(Entries taken from a collection)
*** Begin section ***
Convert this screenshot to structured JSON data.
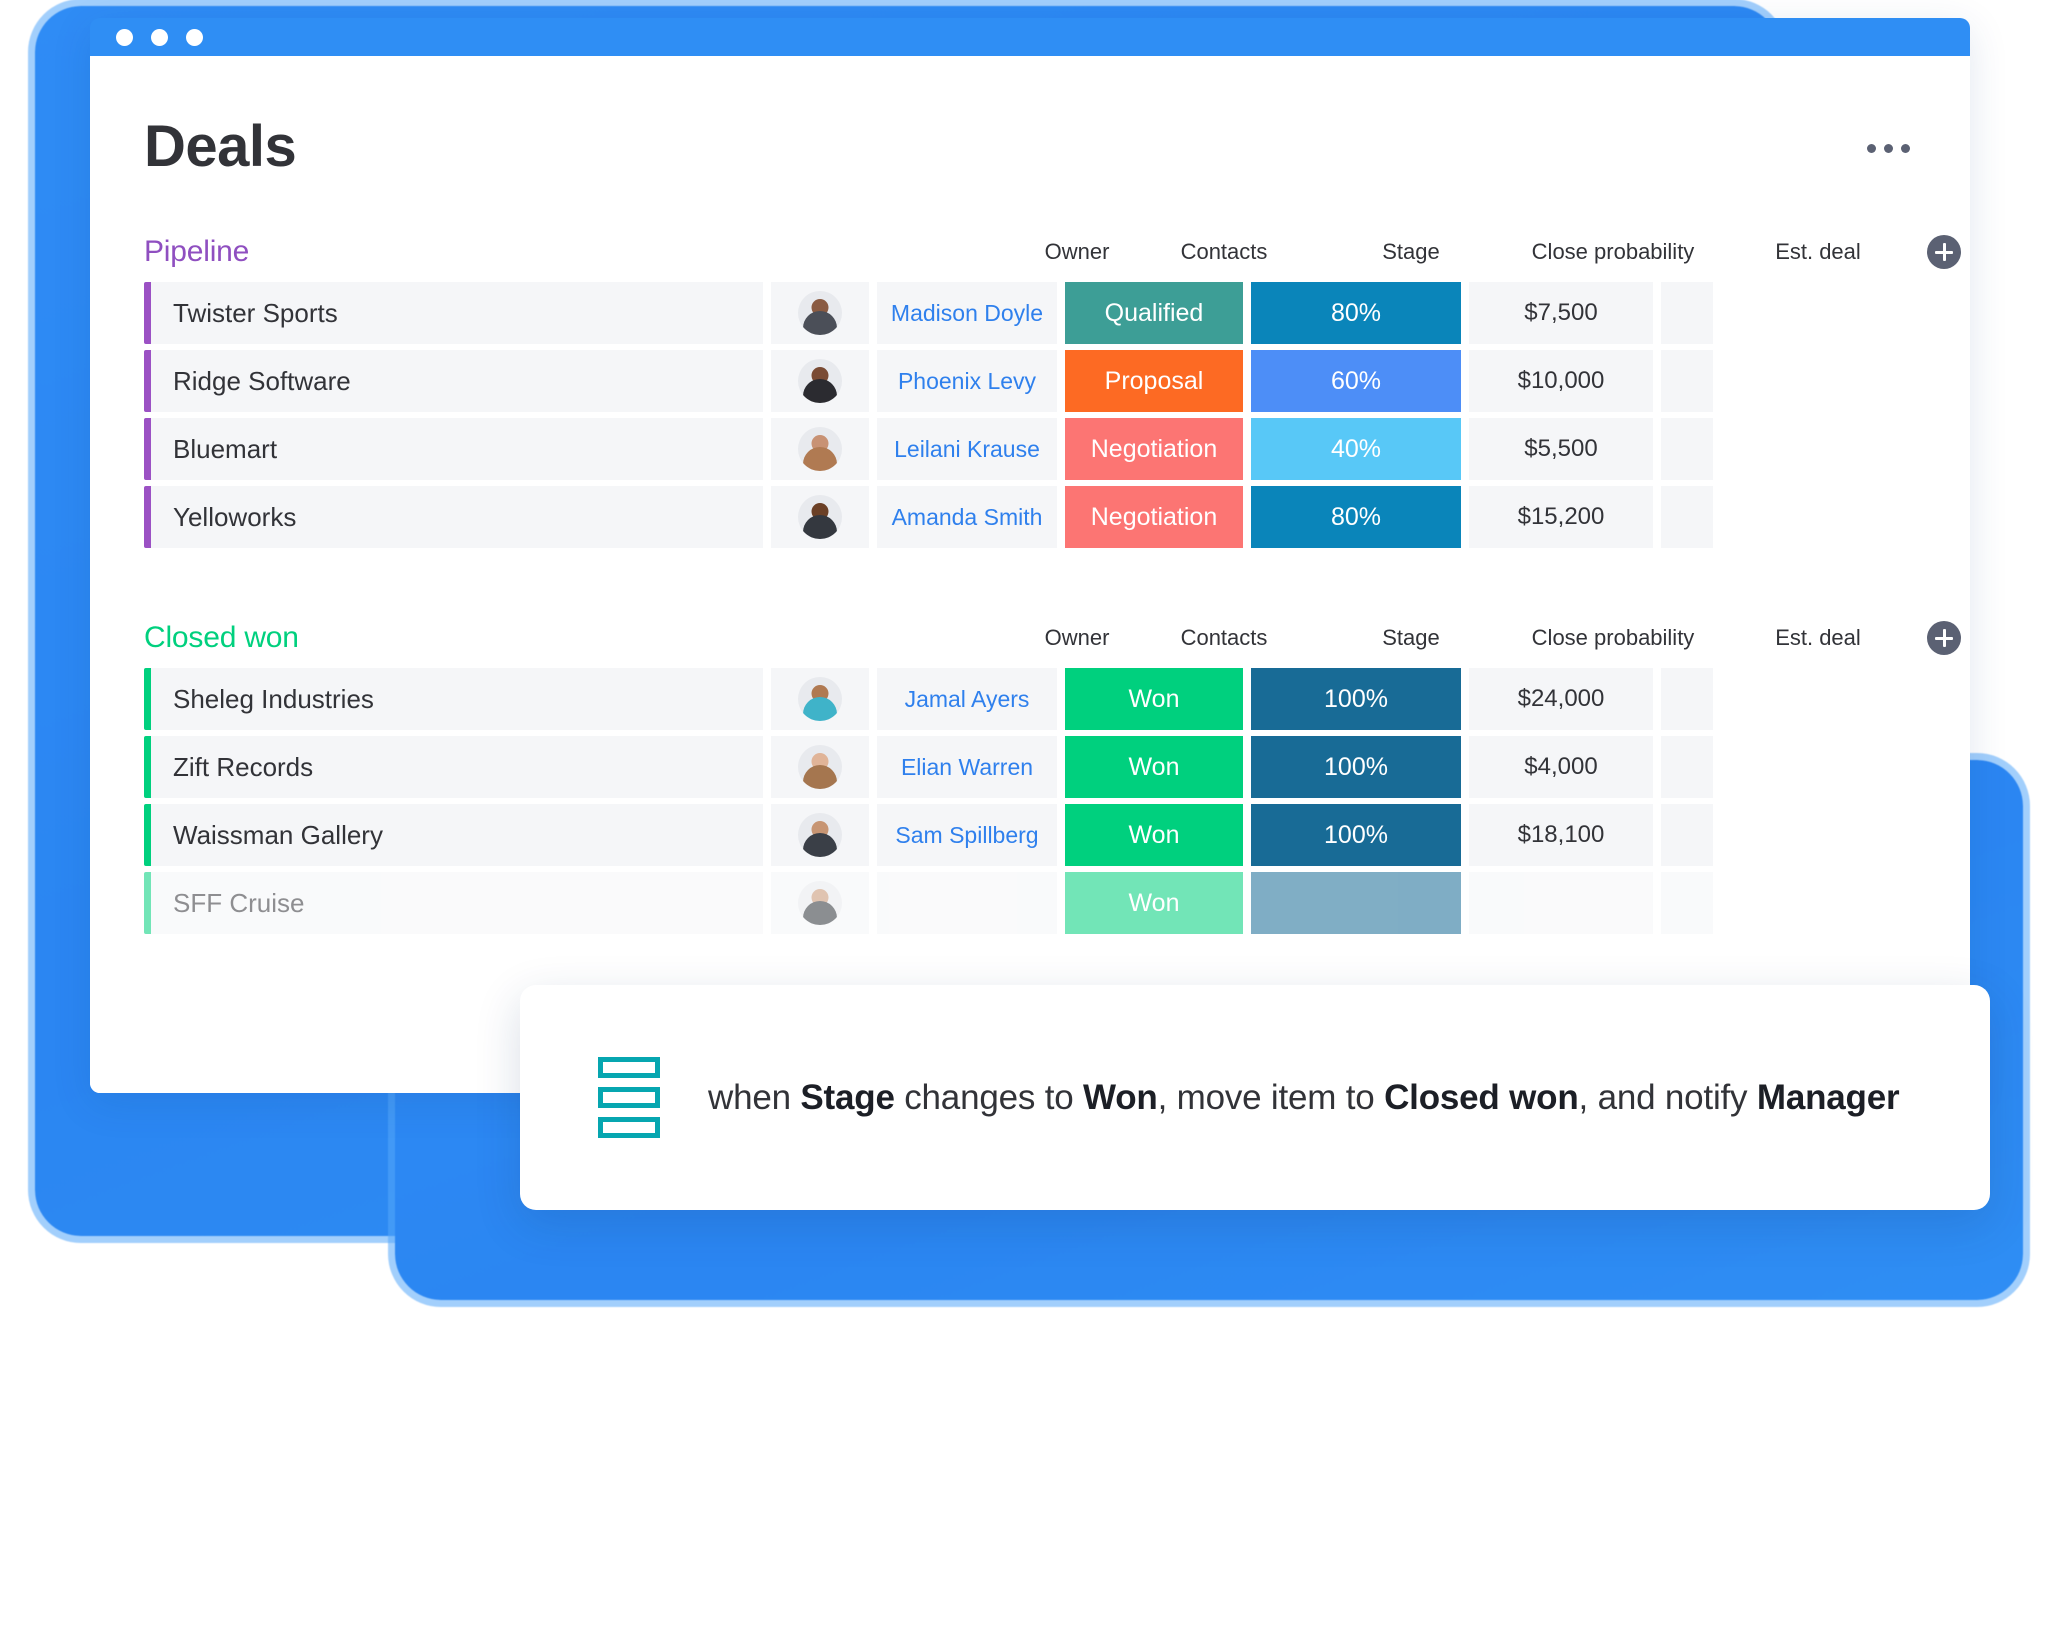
{
  "window": {
    "chrome_dots": [
      "dot-1",
      "dot-2",
      "dot-3"
    ],
    "accent_color": "#2f8ef4"
  },
  "header": {
    "title": "Deals",
    "more_menu_label": "..."
  },
  "columns": [
    "Owner",
    "Contacts",
    "Stage",
    "Close probability",
    "Est. deal"
  ],
  "groups": [
    {
      "id": "pipeline",
      "title": "Pipeline",
      "color": "#8f4fc0",
      "accent": "#9b51c4",
      "add_button_label": "+",
      "columns": {
        "owner": "Owner",
        "contacts": "Contacts",
        "stage": "Stage",
        "probability": "Close probability",
        "deal": "Est. deal"
      },
      "rows": [
        {
          "name": "Twister Sports",
          "contact": "Madison Doyle",
          "stage": "Qualified",
          "stage_color": "#3d9e96",
          "probability": "80%",
          "probability_color": "#0a85ba",
          "deal": "$7,500",
          "avatar_skin": "#8a5b42",
          "avatar_shirt": "#4b4f58"
        },
        {
          "name": "Ridge Software",
          "contact": "Phoenix Levy",
          "stage": "Proposal",
          "stage_color": "#fd6a23",
          "probability": "60%",
          "probability_color": "#4d8ef7",
          "deal": "$10,000",
          "avatar_skin": "#7a4b34",
          "avatar_shirt": "#2b2b30"
        },
        {
          "name": "Bluemart",
          "contact": "Leilani Krause",
          "stage": "Negotiation",
          "stage_color": "#fc7573",
          "probability": "40%",
          "probability_color": "#58c8f7",
          "deal": "$5,500",
          "avatar_skin": "#c89274",
          "avatar_shirt": "#b07a52"
        },
        {
          "name": "Yelloworks",
          "contact": "Amanda Smith",
          "stage": "Negotiation",
          "stage_color": "#fc7573",
          "probability": "80%",
          "probability_color": "#0a85ba",
          "deal": "$15,200",
          "avatar_skin": "#6b4026",
          "avatar_shirt": "#34383f"
        }
      ]
    },
    {
      "id": "closedwon",
      "title": "Closed won",
      "color": "#00d07e",
      "accent": "#00d07e",
      "add_button_label": "+",
      "columns": {
        "owner": "Owner",
        "contacts": "Contacts",
        "stage": "Stage",
        "probability": "Close probability",
        "deal": "Est. deal"
      },
      "rows": [
        {
          "name": "Sheleg Industries",
          "contact": "Jamal Ayers",
          "stage": "Won",
          "stage_color": "#00d07e",
          "probability": "100%",
          "probability_color": "#186b96",
          "deal": "$24,000",
          "avatar_skin": "#b07a52",
          "avatar_shirt": "#3fb3c9"
        },
        {
          "name": "Zift Records",
          "contact": "Elian Warren",
          "stage": "Won",
          "stage_color": "#00d07e",
          "probability": "100%",
          "probability_color": "#186b96",
          "deal": "$4,000",
          "avatar_skin": "#e0b498",
          "avatar_shirt": "#a5764f"
        },
        {
          "name": "Waissman Gallery",
          "contact": "Sam Spillberg",
          "stage": "Won",
          "stage_color": "#00d07e",
          "probability": "100%",
          "probability_color": "#186b96",
          "deal": "$18,100",
          "avatar_skin": "#c79573",
          "avatar_shirt": "#3a3f47"
        },
        {
          "name": "SFF Cruise",
          "contact": "",
          "stage": "Won",
          "stage_color": "#00d07e",
          "probability": "",
          "probability_color": "#186b96",
          "deal": "",
          "avatar_skin": "#c79573",
          "avatar_shirt": "#2e3238"
        }
      ]
    }
  ],
  "automation": {
    "icon_name": "automation-board-icon",
    "icon_color": "#06a6b0",
    "segments": [
      {
        "text": "when ",
        "bold": false
      },
      {
        "text": "Stage",
        "bold": true
      },
      {
        "text": " changes to ",
        "bold": false
      },
      {
        "text": "Won",
        "bold": true
      },
      {
        "text": ", move item to ",
        "bold": false
      },
      {
        "text": "Closed won",
        "bold": true
      },
      {
        "text": ", and notify ",
        "bold": false
      },
      {
        "text": "Manager",
        "bold": true
      }
    ]
  }
}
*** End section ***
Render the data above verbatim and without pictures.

▸ OUTPUT BELOW:
Convert this screenshot to structured JSON data.
{
  "window": {
    "chrome_dots": [
      "dot-1",
      "dot-2",
      "dot-3"
    ],
    "accent_color": "#2f8ef4"
  },
  "header": {
    "title": "Deals",
    "more_menu_label": "..."
  },
  "columns": [
    "Owner",
    "Contacts",
    "Stage",
    "Close probability",
    "Est. deal"
  ],
  "groups": [
    {
      "id": "pipeline",
      "title": "Pipeline",
      "color": "#8f4fc0",
      "accent": "#9b51c4",
      "add_button_label": "+",
      "columns": {
        "owner": "Owner",
        "contacts": "Contacts",
        "stage": "Stage",
        "probability": "Close probability",
        "deal": "Est. deal"
      },
      "rows": [
        {
          "name": "Twister Sports",
          "contact": "Madison Doyle",
          "stage": "Qualified",
          "stage_color": "#3d9e96",
          "probability": "80%",
          "probability_color": "#0a85ba",
          "deal": "$7,500",
          "avatar_skin": "#8a5b42",
          "avatar_shirt": "#4b4f58"
        },
        {
          "name": "Ridge Software",
          "contact": "Phoenix Levy",
          "stage": "Proposal",
          "stage_color": "#fd6a23",
          "probability": "60%",
          "probability_color": "#4d8ef7",
          "deal": "$10,000",
          "avatar_skin": "#7a4b34",
          "avatar_shirt": "#2b2b30"
        },
        {
          "name": "Bluemart",
          "contact": "Leilani Krause",
          "stage": "Negotiation",
          "stage_color": "#fc7573",
          "probability": "40%",
          "probability_color": "#58c8f7",
          "deal": "$5,500",
          "avatar_skin": "#c89274",
          "avatar_shirt": "#b07a52"
        },
        {
          "name": "Yelloworks",
          "contact": "Amanda Smith",
          "stage": "Negotiation",
          "stage_color": "#fc7573",
          "probability": "80%",
          "probability_color": "#0a85ba",
          "deal": "$15,200",
          "avatar_skin": "#6b4026",
          "avatar_shirt": "#34383f"
        }
      ]
    },
    {
      "id": "closedwon",
      "title": "Closed won",
      "color": "#00d07e",
      "accent": "#00d07e",
      "add_button_label": "+",
      "columns": {
        "owner": "Owner",
        "contacts": "Contacts",
        "stage": "Stage",
        "probability": "Close probability",
        "deal": "Est. deal"
      },
      "rows": [
        {
          "name": "Sheleg Industries",
          "contact": "Jamal Ayers",
          "stage": "Won",
          "stage_color": "#00d07e",
          "probability": "100%",
          "probability_color": "#186b96",
          "deal": "$24,000",
          "avatar_skin": "#b07a52",
          "avatar_shirt": "#3fb3c9"
        },
        {
          "name": "Zift Records",
          "contact": "Elian Warren",
          "stage": "Won",
          "stage_color": "#00d07e",
          "probability": "100%",
          "probability_color": "#186b96",
          "deal": "$4,000",
          "avatar_skin": "#e0b498",
          "avatar_shirt": "#a5764f"
        },
        {
          "name": "Waissman Gallery",
          "contact": "Sam Spillberg",
          "stage": "Won",
          "stage_color": "#00d07e",
          "probability": "100%",
          "probability_color": "#186b96",
          "deal": "$18,100",
          "avatar_skin": "#c79573",
          "avatar_shirt": "#3a3f47"
        },
        {
          "name": "SFF Cruise",
          "contact": "",
          "stage": "Won",
          "stage_color": "#00d07e",
          "probability": "",
          "probability_color": "#186b96",
          "deal": "",
          "avatar_skin": "#c79573",
          "avatar_shirt": "#2e3238"
        }
      ]
    }
  ],
  "automation": {
    "icon_name": "automation-board-icon",
    "icon_color": "#06a6b0",
    "segments": [
      {
        "text": "when ",
        "bold": false
      },
      {
        "text": "Stage",
        "bold": true
      },
      {
        "text": " changes to ",
        "bold": false
      },
      {
        "text": "Won",
        "bold": true
      },
      {
        "text": ", move item to ",
        "bold": false
      },
      {
        "text": "Closed won",
        "bold": true
      },
      {
        "text": ", and notify ",
        "bold": false
      },
      {
        "text": "Manager",
        "bold": true
      }
    ]
  }
}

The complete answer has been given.